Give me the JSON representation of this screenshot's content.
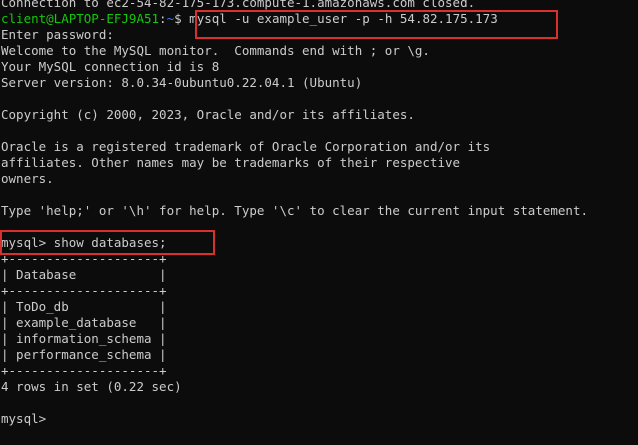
{
  "terminal": {
    "lines": {
      "connection_closed": "Connection to ec2-54-82-175-173.compute-1.amazonaws.com closed.",
      "prompt_user": "client@LAPTOP-EFJ9A51",
      "prompt_sep": ":",
      "prompt_path": "~",
      "prompt_symbol": "$ ",
      "mysql_command": "mysql -u example_user -p -h 54.82.175.173",
      "enter_password": "Enter password:",
      "welcome": "Welcome to the MySQL monitor.  Commands end with ; or \\g.",
      "connection_id": "Your MySQL connection id is 8",
      "server_version": "Server version: 8.0.34-0ubuntu0.22.04.1 (Ubuntu)",
      "copyright": "Copyright (c) 2000, 2023, Oracle and/or its affiliates.",
      "trademark_1": "Oracle is a registered trademark of Oracle Corporation and/or its",
      "trademark_2": "affiliates. Other names may be trademarks of their respective",
      "trademark_3": "owners.",
      "help_hint": "Type 'help;' or '\\h' for help. Type '\\c' to clear the current input statement.",
      "show_db_command": "mysql> show databases;",
      "border_top": "+--------------------+",
      "header_row": "| Database           |",
      "border_mid": "+--------------------+",
      "row_1": "| ToDo_db            |",
      "row_2": "| example_database   |",
      "row_3": "| information_schema |",
      "row_4": "| performance_schema |",
      "border_bottom": "+--------------------+",
      "rows_count": "4 rows in set (0.22 sec)",
      "final_prompt": "mysql>"
    },
    "highlight_color": "#d9302c",
    "prompt_user_color": "#16c60c",
    "prompt_path_color": "#3b78ff"
  }
}
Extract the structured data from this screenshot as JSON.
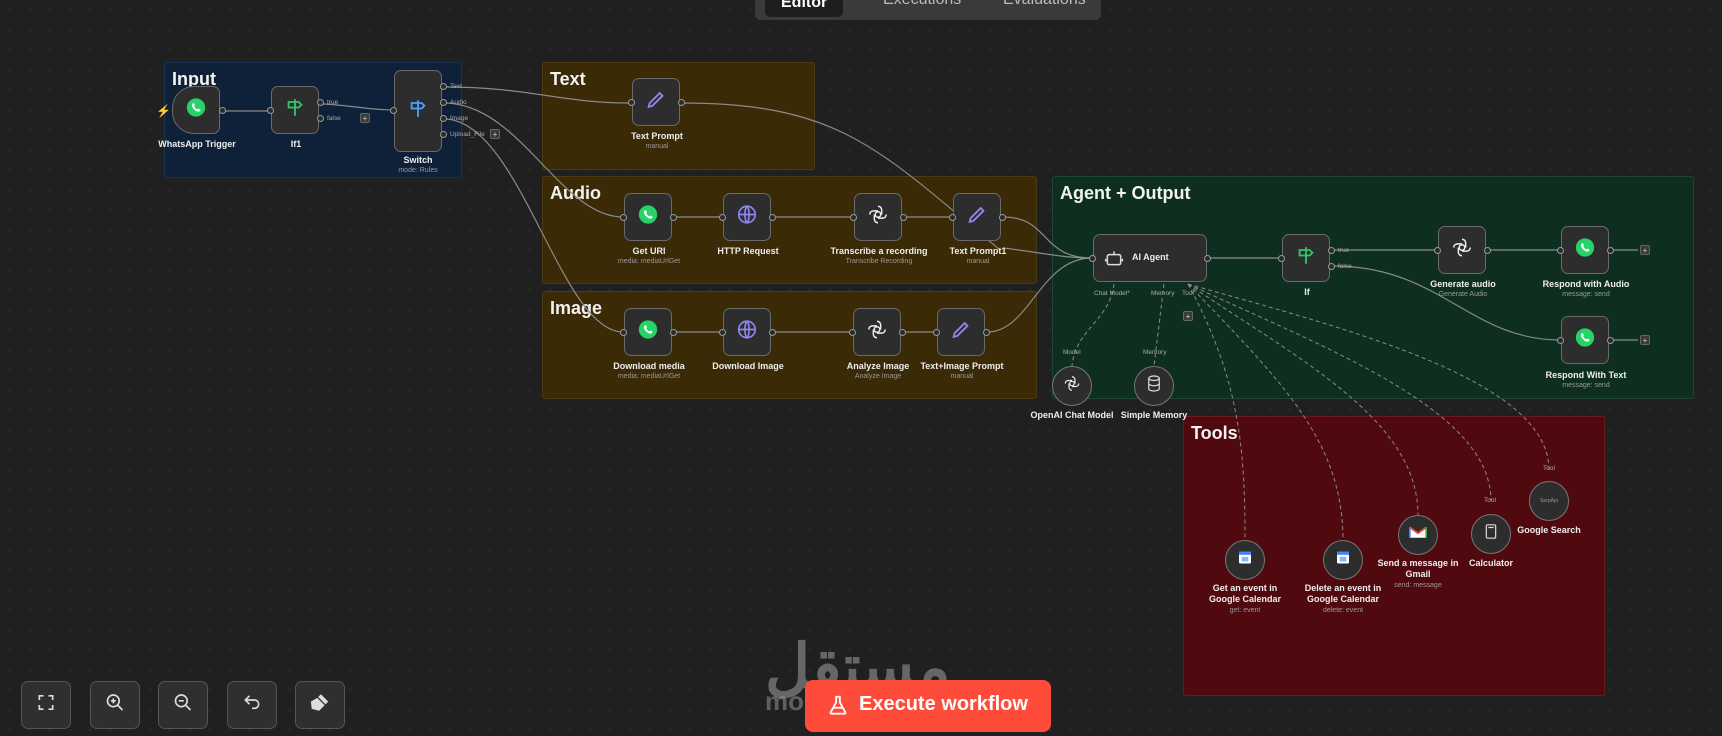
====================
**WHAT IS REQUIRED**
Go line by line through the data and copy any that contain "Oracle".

**FINAL ANSWER**
      "copyright": "Copyright (c) 2000, 2023, Oracle and/or its affiliates.",
      "trademark_1": "Oracle is a registered trademark of Oracle Corporation and/or its",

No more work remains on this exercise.